This summer has been atypical. For us in New York, two recent events hampered normal outdoor activities: the dismal air quality resulting from Canadian wildfires in June and the global average temperature hitting record highs in July. 

Staring at apocalyptic-orange skies was haunting. Suddenly the world had f.lux night mode turned on. I had flashbacks to dense Los Angeles smog (which I gladly left behind when I moved cross-country). In this case, we were subjected to airborne particulates from our northern neighbors. Climate change knows no boundaries. I hope folks affected realize our connection to the global environment and open their minds to the benefits that sustainable solutions can have in mitigating occurrences. 

While 1.5 degrees Celsius (2.7 degrees Fahrenheit) may not feel like much when talking about the weather, we must understand that organisms and entire ecosystems depend on constant temperature ranges. When your internal temperature changes by that much and goes from 98.6F to 101.3F, don’t you find yourself concerned about running a fever? Just as our bodies, as a system, cannot sustain that increased temperature, neither can the environment as a whole.

These extreme weather events are stark reminders that climate change is not a distant threat but a current reality. At these crossroads—where our actions today will determine the state of the future—it is essential to remain optimistic about potential outcomes. More importantly, it is imperative to take action as individuals to shape more sustainable businesses and policies. Together we can create a greener, more resilient world for future generations.

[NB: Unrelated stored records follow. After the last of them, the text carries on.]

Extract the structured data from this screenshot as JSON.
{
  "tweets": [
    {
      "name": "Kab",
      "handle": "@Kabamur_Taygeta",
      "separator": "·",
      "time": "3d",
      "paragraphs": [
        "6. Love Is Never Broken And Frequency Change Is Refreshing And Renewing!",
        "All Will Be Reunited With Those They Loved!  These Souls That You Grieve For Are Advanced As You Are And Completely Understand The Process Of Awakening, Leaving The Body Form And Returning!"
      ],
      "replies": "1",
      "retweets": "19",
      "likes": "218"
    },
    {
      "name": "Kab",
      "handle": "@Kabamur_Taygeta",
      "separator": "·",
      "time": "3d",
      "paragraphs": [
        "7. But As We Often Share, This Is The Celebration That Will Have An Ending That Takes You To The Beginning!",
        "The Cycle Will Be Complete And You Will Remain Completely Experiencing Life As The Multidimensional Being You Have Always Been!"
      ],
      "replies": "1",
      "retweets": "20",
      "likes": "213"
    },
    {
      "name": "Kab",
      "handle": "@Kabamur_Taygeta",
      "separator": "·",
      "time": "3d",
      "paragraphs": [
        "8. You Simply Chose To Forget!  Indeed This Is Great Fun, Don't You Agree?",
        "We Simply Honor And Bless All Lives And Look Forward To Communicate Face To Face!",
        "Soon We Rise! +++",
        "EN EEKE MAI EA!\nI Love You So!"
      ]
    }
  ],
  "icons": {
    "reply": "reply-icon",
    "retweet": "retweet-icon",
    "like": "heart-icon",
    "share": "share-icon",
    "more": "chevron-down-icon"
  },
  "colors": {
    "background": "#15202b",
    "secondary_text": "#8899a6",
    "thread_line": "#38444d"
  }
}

Written by Ursa Nova

More stories

Business - NY Times: Electric Vehicle Prices Fall as Automakers Raise Production

Neal E. Boudette  of The NY Times reports that automakers such as Ford and Tesla are lowering the prices of their electric vehicles (EVs) as the s...

Risk - AP News: 5 strategies for wasting less food in the kitchen

Katie Workman's article on AP News discusses 5 awesome strategies to reduce food waste at home. She highlights that around 40% of food in the U.S. ...